The new app, presented to the Ecological Defence Council on 27 July 2020, works towards the goal of net zero artificialization, while almost 24,000 hectares of natural and agricultural soils are developed every year. This has a great many consequences, particularly in terms of biodiversity and regional adaptation to climate change.
Harnessing local knowledge of brownfield sites
One solution to limit urban sprawl is to develop projects on former industrial or other abandoned sites. Cartofriches, developed by Cerema for the French Ministry for the Ecological Transition, displays a national map of brownfield sites, and serves as a decision-making tool.
It is intended to be enriched with national data for a preliminary listing of potential field sites, as well as – and primarily – though local knowledge (local inventories and observatories, studies…).
The beta version currently online uses data from BASIAS (the database of former industrial and service sites) and BASOL (a database of potentially polluted sites and soils that require government action) as well as from three local observatories (those belonging to the Marne and Ardennes Departments, as well as the Grand Amiénois Planning and Development Agency).
The app will evolve in line with user feedback
The app is currently in the testing phase, and Cerema is asking for user feedback (to improve data quality, add new data, improve the UI and features…), and is offering partnerships with local authorities and organisations who would like to use and assist the development of CartoFriches.
The test version contains 1200 confirmed brownfield sites from local observatories and national databases, which have been verified by photographic analysis, with new sites being added once information about eligible sites becomes available.
The brownfield sites are displayed according to the source of the data, and can be fleshed out with data on their location, buildings, owners, soil characteristics, and the urban area in which they are found.
Users can filter their search by parameters like the type of business and urban environment.
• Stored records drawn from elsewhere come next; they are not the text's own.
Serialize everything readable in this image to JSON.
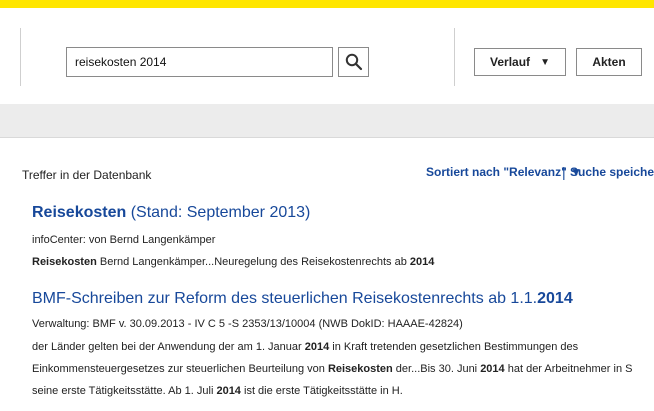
{
  "toolbar": {
    "search": {
      "value": "reisekosten 2014"
    },
    "history_label": "Verlauf",
    "files_label": "Akten"
  },
  "results": {
    "header": "Treffer in der Datenbank",
    "sort": {
      "prefix": "Sortiert nach \"Relevanz\"",
      "arrow": "▼"
    },
    "separator": "|",
    "save_search": "Suche speichern",
    "items": [
      {
        "title_bold": "Reisekosten",
        "title_rest": " (Stand: September 2013)",
        "meta": "infoCenter: von Bernd Langenkämper",
        "snippet": [
          {
            "b": "Reisekosten"
          },
          {
            "t": " Bernd Langenkämper...Neuregelung des Reisekostenrechts ab "
          },
          {
            "b": "2014"
          }
        ]
      },
      {
        "title_plain": "BMF-Schreiben zur Reform des steuerlichen Reisekostenrechts ab 1.1.",
        "title_bold_end": "2014",
        "meta": "Verwaltung: BMF v. 30.09.2013 - IV C 5 -S 2353/13/10004 (NWB DokID: HAAAE-42824)",
        "snippet_lines": [
          [
            {
              "t": "der Länder gelten bei der Anwendung der am 1. Januar "
            },
            {
              "b": "2014"
            },
            {
              "t": " in Kraft tretenden gesetzlichen Bestimmungen des"
            }
          ],
          [
            {
              "t": "Einkommensteuergesetzes zur steuerlichen Beurteilung von "
            },
            {
              "b": "Reisekosten"
            },
            {
              "t": " der...Bis 30. Juni "
            },
            {
              "b": "2014"
            },
            {
              "t": " hat der Arbeitnehmer in S"
            }
          ],
          [
            {
              "t": "seine erste Tätigkeitsstätte. Ab 1. Juli "
            },
            {
              "b": "2014"
            },
            {
              "t": " ist die erste Tätigkeitsstätte in H."
            }
          ]
        ]
      }
    ]
  },
  "icons": {
    "search": "magnifier-icon",
    "dropdown": "caret-down-icon"
  },
  "colors": {
    "accent_bar": "#ffe600",
    "link": "#17489a",
    "strip": "#ececec"
  }
}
Cartofriches data can be used to develop consulting tools and support local authorities and project owners who want to reuse brownfield sites.
The ultimate aim is to enable users to add data to the platform in real-time.